Archimandirte [[Raphael of Brooklyn|Rafael Hawaweeny]] (Glorified a Saint in March of 2000 by the Orthodox Church in America) and his three Deacons Constantine Abu-Adal, Istvan Moldowanyi and John Shamie (later Shame was a Priest in Galveston); and Archimandrite Fr. Theoclitos’ two Russian Deacons, Theodore Pashkowsky and Joakim Zubkowsky, and his Romanian Deacon Pavel Grepashewsky; and Fr. Peter I. Popoff. The first leg of the trip was by train to Berlin, serving liturgy there at the Russia Embassy Church; then on to the Port of Bremen. The next leg was by passenger ship to Southampton for a change of ships, then on to New York aboard the passenger ship, S.S Havel out of South Hampton, as a United States Citizen. Only 82 passengers sailed that day. Although a group of Priests were at the port of New York to greet them on the Morning of November 14, 1895, they were required by customs to spend one night in Quarantine. The Next Morning, they were joined in New York by Bishop Nicholas Ziorov of the Russian Orthodox Mission in America, who’s Diocesan headquarters were in Sitka, the Aleutian Islands, Alaska, to consecrate the First Arab-Syrian Orthodox Church in America under the Russian Mission’s jurisdiction, and to install Archimandrite Rafael as Pastor, with his three deacons. A few days later, Arch. Fr. Theoclitos, his three Deacons; and Fr. Popoff traveled with Bishop Nicholas by train to Washington D.C., then to western Pennsylvania, where Fr. Popoff was to serve and then on to Kansas City. At this point, it was decided that only the Romanian Deacon Grepashewsky would travel to Galveston with Fr. Theoclitos; and Bishop Nicholas and the other two Deacons would go on to San Francisco. Fr. Theoclitos stopped in Hartshorne, American Indian Territory, Oklahoma, to have Liturgy for a group of Russian Miners, just outside of Tulsa, Oklahoma before reaching Galveston.
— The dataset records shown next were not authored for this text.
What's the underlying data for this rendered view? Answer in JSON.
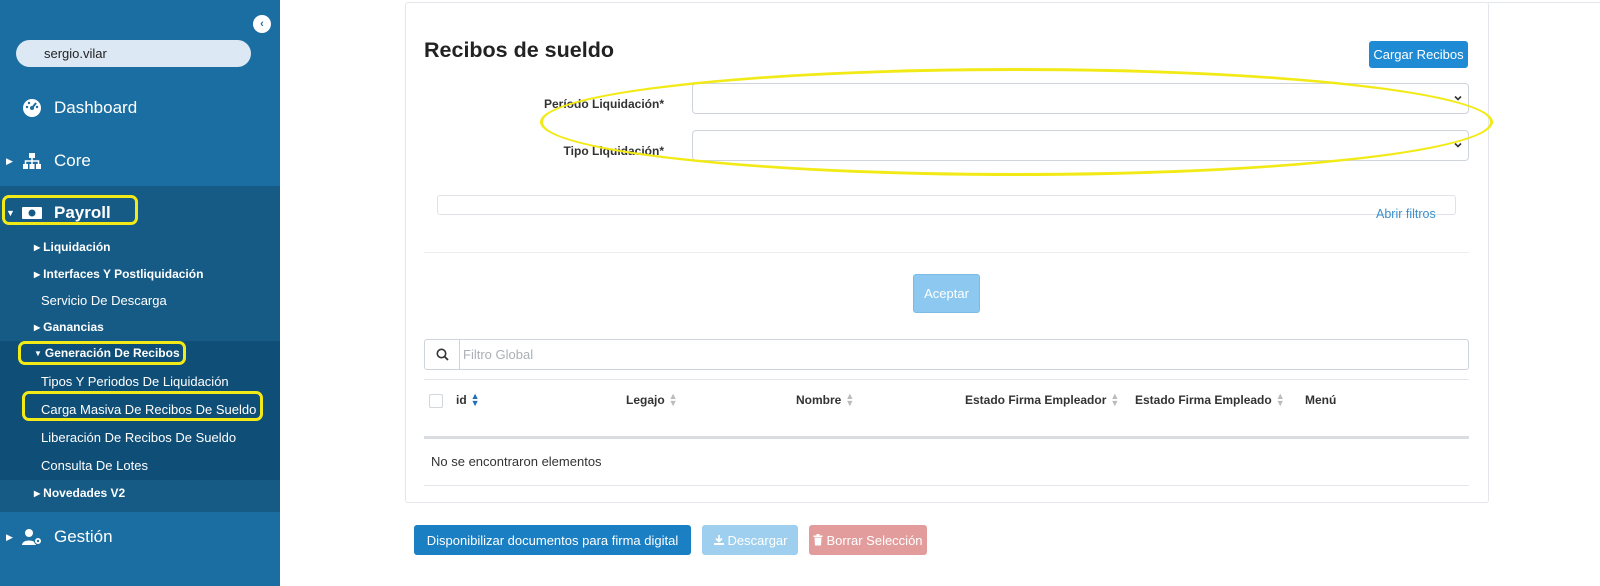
{
  "sidebar": {
    "user": "sergio.vilar",
    "items": {
      "dashboard": "Dashboard",
      "core": "Core",
      "payroll": "Payroll",
      "gestion": "Gestión"
    },
    "payroll_sub": {
      "liquidacion": "Liquidación",
      "interfaces": "Interfaces Y Postliquidación",
      "servicio": "Servicio De Descarga",
      "ganancias": "Ganancias",
      "generacion": "Generación De Recibos",
      "tipos": "Tipos Y Periodos De Liquidación",
      "carga_masiva": "Carga Masiva De Recibos De Sueldo",
      "liberacion": "Liberación De Recibos De Sueldo",
      "consulta": "Consulta De Lotes",
      "novedades": "Novedades V2"
    },
    "colors": {
      "background": "#1b6ea1",
      "highlight": "#f2ea16"
    }
  },
  "main": {
    "title": "Recibos de sueldo",
    "cargar_button": "Cargar Recibos",
    "form": {
      "periodo_label": "Período Liquidación*",
      "tipo_label": "Tipo Liquidación*",
      "periodo_value": "",
      "tipo_value": ""
    },
    "abrir_filtros": "Abrir filtros",
    "aceptar_button": "Aceptar",
    "search": {
      "placeholder": "Filtro Global",
      "value": ""
    },
    "table": {
      "columns": [
        "id",
        "Legajo",
        "Nombre",
        "Estado Firma Empleador",
        "Estado Firma Empleado",
        "Menú"
      ],
      "empty_message": "No se encontraron elementos"
    },
    "buttons": {
      "disponibilizar": "Disponibilizar documentos para firma digital",
      "descargar": "Descargar",
      "borrar": "Borrar Selección"
    },
    "colors": {
      "primary": "#1e8bd4",
      "danger": "#e39c9c"
    }
  }
}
The distances from Galveston to either San Francisco or New York are about 1600 miles. Although his rightful rank was high, which gave him the right to consecrate his own chapel including the right to wear a Mitre and carry a staff; he lived his life in Galveston as a meager Monk, teacher, and Pastoral Priest. The Church Congregation never paid Fr. Theoclitos, because he received his pay directly from the Tsar (1500 rubels a month and 500 rubels as expenses; about $120 total, at that time) until Fr. Theoclitos passed away in 1916, a year and a half before Tsar Nicholas II and his Family were murdered.